“I asked Mr. Bell why invoices were not paid and he stated that he did not know and did not provide any justification or explanation for his failure to ensure payment,” Viveiros said. “As a follow up, when I called the vendor to rectify this issue, they stated that all of our invoices were sent to the director and the assistant to the DPW director.”
This was not the first time a vendor had cut off service to the township due to unpaid invoices, according to Viveiros. She explained that during the summer, a landscaping company also stopped service due to an outstanding bill, at which point she “put Mr. Bell on notice about the nonpayment issue but received no explanation then.” She said similar issues have been reported from the vendor who purchases biodiesel fuel for the township.
“These services are vital to the township and its residents. The jitney service depends upon the fuel, and recycling has to be taken to a facility for processing. The issue of nonpayment to various vendors, and given that there was no justification, I am recommending that the township consider terminating Mr. Bell’s employment,” Viveiros said. “In addition, the issues related to Mr. Bell’s conduct, related to insubordination, and neglect of duties are at a point where operations have been and are compromised. Furthermore, I recommend that we place an advertisement to seek a replacement as soon as possible.”

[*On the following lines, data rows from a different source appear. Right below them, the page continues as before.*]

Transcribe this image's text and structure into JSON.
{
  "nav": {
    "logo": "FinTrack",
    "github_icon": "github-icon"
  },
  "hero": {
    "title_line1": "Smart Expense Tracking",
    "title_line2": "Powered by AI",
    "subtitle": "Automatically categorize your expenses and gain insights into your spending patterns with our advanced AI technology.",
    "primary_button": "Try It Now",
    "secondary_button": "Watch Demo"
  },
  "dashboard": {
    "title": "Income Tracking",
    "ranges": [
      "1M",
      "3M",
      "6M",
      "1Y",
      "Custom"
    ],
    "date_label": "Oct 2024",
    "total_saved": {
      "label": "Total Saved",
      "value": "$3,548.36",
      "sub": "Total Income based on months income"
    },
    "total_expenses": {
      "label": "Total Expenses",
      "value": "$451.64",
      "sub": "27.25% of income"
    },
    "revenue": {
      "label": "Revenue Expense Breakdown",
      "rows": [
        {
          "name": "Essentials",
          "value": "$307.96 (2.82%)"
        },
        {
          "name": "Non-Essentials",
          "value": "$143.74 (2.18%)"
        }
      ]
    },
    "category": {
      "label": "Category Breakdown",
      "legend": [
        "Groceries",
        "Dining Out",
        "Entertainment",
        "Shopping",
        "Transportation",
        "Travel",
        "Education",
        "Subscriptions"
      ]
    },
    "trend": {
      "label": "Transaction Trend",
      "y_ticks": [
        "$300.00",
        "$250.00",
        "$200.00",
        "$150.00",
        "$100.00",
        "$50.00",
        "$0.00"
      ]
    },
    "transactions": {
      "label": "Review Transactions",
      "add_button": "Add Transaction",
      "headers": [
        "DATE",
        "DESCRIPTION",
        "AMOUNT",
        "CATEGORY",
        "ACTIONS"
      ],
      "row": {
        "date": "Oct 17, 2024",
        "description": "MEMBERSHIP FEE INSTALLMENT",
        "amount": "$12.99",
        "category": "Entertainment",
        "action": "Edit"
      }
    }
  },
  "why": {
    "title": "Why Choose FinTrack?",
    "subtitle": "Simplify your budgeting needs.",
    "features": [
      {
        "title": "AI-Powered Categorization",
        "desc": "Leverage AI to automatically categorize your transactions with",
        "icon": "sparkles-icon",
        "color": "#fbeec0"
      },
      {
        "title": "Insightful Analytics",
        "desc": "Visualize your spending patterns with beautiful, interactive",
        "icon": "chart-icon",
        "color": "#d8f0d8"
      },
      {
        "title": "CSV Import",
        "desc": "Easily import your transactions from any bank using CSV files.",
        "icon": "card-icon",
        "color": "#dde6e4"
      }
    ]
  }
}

Bell’s attorney, Eldridge Hawkins Sr., then addressed the Township Committee, criticizing the way Viveiros had handled the entire proceedings. Chiefly, he said it seemed as if Viveiros had sent Bell the Rice Notice before she had uncovered the alleged problems she presented to the committee. Hawkins cited that fact that her statement to the committee discussed conversations had that day with Bell — four days after he had received the Rice Notice.
“It sounds to me as if she had planned on communicating a request for your body to agree to terminate my client predicated upon something she was going to have set up between the 3rd and now, because clearly she’s talking about things that happened today,” Hawkins said. “What I’d suggest very strongly is that somebody ask that young lady specifics because I listened attentively and she didn’t give specifics. She was very hard with what she said and I don’t know how this body could accept her word, except she’s a lovely young lady.”
At this point, Hawkins was interrupted by Deputy Mayor Dean Dafis who called out “Sir!” Committeewoman Nancy Adams then told Hawkins, “If you don’t mind, the name is Ms. Viveiros. As a fellow former young lady, it’s disrespectful and works against her professionalism and position in this township by calling her ‘young lady’ over and over again.”
After apologizing, Hawkins also stated that his client, upon being placed on suspension, was never given a communication saying that this was a final warning and that he faced termination upon one more incident.
“That’s in your book, as I read it. And I’m thinking, ‘Oh my goodness, I’m having a ball because everything she’s laid out is wrong,’” Hawkins said. “I’m suggesting to you folks, if you do not ask the questions of her that I know I have in my mind that I would want to have asked of me before I could just blithely go and do what she wants to do, that would be further credence to what I believe strongly was her game plan all along. Because I don’t know how she would be able to get this matter up before this board today after she never requested my client to be appointed on the last meeting when every other director was appointed. You folks, of course, just wouldn’t know that my client was the only one that was not appointed. What I’m saying is, I’m having a ball.”
After Hawkins finished speaking, the Township Committee members voted 5-0 to terminate Bell’s employment and then voted 5-0 to post an advertisement for a new DPW director.